Council 4 members played a key part in the successful effort by the State Bargaining Agent Coalition (SEBAC) to create a workable telework policy for state employees that underscores the importance of making sure our members can provide vital public services during the continuing COVID pandemic and its variants.

On Dec. 27, Arbitrator Michael Ricci ruled in favor of SEBAC’s position, recognizing that telework “is not just a common good, but also, a bargained for benefit,” and further upholding the coalition’s proposal for what the final language of the telework agreement ought to be.

Click here for the telework arbitration award. 

Click here for the full, final policy, with the awarded language added in (signatures pending).
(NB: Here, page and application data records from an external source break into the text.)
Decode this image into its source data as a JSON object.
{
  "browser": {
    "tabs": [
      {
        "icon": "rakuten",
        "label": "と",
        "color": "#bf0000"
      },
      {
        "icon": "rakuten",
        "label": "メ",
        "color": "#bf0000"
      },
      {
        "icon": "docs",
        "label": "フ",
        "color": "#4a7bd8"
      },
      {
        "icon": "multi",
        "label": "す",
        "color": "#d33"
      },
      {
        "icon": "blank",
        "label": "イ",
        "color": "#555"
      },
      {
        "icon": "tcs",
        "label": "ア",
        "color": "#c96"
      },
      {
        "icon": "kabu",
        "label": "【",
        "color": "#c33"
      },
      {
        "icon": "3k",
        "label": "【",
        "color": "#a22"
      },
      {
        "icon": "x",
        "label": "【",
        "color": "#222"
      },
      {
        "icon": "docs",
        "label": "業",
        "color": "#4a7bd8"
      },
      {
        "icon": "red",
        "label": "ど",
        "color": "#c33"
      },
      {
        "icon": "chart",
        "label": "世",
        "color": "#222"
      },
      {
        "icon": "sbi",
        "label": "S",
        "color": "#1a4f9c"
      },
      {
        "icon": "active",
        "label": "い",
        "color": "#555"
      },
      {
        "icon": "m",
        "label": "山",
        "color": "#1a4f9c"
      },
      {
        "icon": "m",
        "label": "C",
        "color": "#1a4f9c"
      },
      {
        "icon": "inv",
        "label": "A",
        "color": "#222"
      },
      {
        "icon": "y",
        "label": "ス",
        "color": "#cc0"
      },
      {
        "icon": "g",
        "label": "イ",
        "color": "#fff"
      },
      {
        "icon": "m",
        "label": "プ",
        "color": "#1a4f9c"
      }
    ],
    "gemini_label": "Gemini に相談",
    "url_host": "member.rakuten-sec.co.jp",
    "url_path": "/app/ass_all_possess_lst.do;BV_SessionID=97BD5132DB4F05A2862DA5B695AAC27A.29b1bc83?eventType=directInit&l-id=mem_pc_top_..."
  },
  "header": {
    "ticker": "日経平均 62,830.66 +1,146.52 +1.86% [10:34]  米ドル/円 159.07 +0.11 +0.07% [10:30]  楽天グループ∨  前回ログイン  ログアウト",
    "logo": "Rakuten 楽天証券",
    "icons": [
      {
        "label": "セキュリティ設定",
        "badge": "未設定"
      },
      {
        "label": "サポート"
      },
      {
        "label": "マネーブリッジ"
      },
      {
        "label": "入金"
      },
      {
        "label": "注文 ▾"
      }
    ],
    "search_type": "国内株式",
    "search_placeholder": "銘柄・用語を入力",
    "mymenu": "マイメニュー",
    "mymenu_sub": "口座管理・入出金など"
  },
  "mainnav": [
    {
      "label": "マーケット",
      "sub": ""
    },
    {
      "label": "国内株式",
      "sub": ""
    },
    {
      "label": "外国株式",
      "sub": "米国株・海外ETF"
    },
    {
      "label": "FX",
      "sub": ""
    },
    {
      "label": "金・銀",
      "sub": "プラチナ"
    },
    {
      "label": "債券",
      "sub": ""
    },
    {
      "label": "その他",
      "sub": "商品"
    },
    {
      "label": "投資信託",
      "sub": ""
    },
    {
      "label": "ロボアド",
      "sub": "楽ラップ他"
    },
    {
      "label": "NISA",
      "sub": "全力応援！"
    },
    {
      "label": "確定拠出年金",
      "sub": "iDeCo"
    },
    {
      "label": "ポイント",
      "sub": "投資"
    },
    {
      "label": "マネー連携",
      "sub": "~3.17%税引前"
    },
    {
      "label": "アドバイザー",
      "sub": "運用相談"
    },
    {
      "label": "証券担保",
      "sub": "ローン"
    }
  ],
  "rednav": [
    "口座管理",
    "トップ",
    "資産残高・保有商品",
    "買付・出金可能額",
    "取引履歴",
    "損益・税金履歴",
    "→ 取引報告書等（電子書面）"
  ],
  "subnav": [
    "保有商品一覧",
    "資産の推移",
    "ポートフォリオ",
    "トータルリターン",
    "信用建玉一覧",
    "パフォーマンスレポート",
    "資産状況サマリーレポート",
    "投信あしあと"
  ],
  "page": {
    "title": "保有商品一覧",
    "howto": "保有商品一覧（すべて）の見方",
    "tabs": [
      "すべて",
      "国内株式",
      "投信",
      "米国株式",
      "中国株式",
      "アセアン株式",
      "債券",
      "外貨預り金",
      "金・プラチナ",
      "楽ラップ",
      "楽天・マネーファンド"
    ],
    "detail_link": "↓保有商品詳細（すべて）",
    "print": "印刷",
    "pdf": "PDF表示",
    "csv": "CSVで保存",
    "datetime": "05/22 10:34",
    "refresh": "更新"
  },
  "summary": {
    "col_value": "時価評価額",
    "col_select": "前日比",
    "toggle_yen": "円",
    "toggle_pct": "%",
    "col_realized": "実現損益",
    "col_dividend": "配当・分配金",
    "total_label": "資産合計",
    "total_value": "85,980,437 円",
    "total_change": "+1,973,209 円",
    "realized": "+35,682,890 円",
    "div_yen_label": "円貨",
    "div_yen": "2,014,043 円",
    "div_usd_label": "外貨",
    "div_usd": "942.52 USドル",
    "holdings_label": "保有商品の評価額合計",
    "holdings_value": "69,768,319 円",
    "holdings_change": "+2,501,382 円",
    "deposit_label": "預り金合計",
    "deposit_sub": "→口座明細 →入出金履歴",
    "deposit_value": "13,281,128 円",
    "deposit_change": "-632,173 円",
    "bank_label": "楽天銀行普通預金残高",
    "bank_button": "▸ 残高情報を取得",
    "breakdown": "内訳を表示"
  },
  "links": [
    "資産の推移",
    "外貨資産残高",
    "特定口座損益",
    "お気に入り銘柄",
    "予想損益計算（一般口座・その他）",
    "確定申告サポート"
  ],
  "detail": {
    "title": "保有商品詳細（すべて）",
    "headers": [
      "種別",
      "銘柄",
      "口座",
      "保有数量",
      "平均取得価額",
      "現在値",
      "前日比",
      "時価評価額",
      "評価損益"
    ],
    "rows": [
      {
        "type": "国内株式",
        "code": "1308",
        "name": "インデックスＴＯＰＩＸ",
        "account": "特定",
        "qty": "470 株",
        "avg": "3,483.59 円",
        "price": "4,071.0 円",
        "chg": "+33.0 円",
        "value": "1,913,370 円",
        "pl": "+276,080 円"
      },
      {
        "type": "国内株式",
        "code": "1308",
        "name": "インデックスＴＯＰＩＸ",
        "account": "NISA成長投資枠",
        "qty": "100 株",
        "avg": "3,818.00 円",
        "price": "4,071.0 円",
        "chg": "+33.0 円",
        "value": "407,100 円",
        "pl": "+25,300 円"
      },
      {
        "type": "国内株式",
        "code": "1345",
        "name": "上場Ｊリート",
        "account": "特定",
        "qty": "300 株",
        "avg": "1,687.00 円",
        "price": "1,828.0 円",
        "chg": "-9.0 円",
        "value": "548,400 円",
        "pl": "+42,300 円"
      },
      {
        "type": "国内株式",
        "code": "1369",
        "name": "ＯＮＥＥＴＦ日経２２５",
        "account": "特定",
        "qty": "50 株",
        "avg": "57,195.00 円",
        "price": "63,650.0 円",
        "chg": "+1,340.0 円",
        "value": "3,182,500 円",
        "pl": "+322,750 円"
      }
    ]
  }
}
The arbitrator’s award upheld the final disputed issue in telework and was issued in favor of SEBAC’s last, best offer.  That section of the negotiated telework policy will now read:

"4.10 An employee may request telework schedules of any amount the individual believes to be consistent with job duties and operational needs.  All such requests shall be reviewed and granted, denied, or modification suggested in accordance with the procedures and standards of this policy, except that the determination of an agency to refuse to grant telework above an amount that would provide one day per workweek at the worksite shall not be subject to arbitration under this policy."

As per the agreed upon language and the award, any denial or modification of a telework application that would result in a member being required to be at the work site more than one day per week is now appealable. 

This outcome resulted from hard work of the members of SEBAC’s statewide telework committee, as well as to the many witnesses who testified in the binding arbitration hearing that completed in November.  

Among those testifying before the arbitrator was Sonda Thomas, Treasurer of AFSCME Local 704, who works as Administrative Assistant for the State Attorney General’s Office.

“I’m glad I was able to assist in the arbitration hearings,” said Thomas. “I think this is a positive move for the clerical NP-3 unit. It now shows there are some staff in our agencies that can work remotely who were unable to before.”

The award not only allows Thomas to continue working remotely, a novelty in her 24 years with the Attorney General’s Office, but also has a deeper meaning to her and others that have a medical condition or disability.

“It is a wonderful thing for me because I have a hearing-impaired issue. Masks muffle peoples’ voices and makes understanding them harder for me. For people who have medical conditions, it is good to know there are alternatives and know you can telework and not lose your job because your medical condition could leave you more vulnerable by being around other people. This award will help keep all of us safe while we continue to serve the people of Connecticut.”

Arbitrator Ricci’s ruling comes on the heels of his decision requiring the Department of Social Services to honor a stipulated agreement regarding telework. Members of Local 714 and Local 2663 (P-2 Human and Social Services) signed a mass petition to the Governor and DSS commissioner, and also went to the media, as part of their campaign to pressure the agency to after it denied hundreds of rightful telework applications.

AFSCME Local 2663 Steward Onica Matthews-Davis, a Child Support Investigator in the Bridgeport  DSS office, summed up the importance of teleworking this way:

“We are proud of what we do and how we help people in need of a lifeline. Teleworking keeps staff and clients safe while allowing us to perform our duties with the same effectiveness, productivity and commitment that we’ve always demonstrated.”

Members seeking to appeal should email [email protected] in addition to following any and all notification processes established by their local union.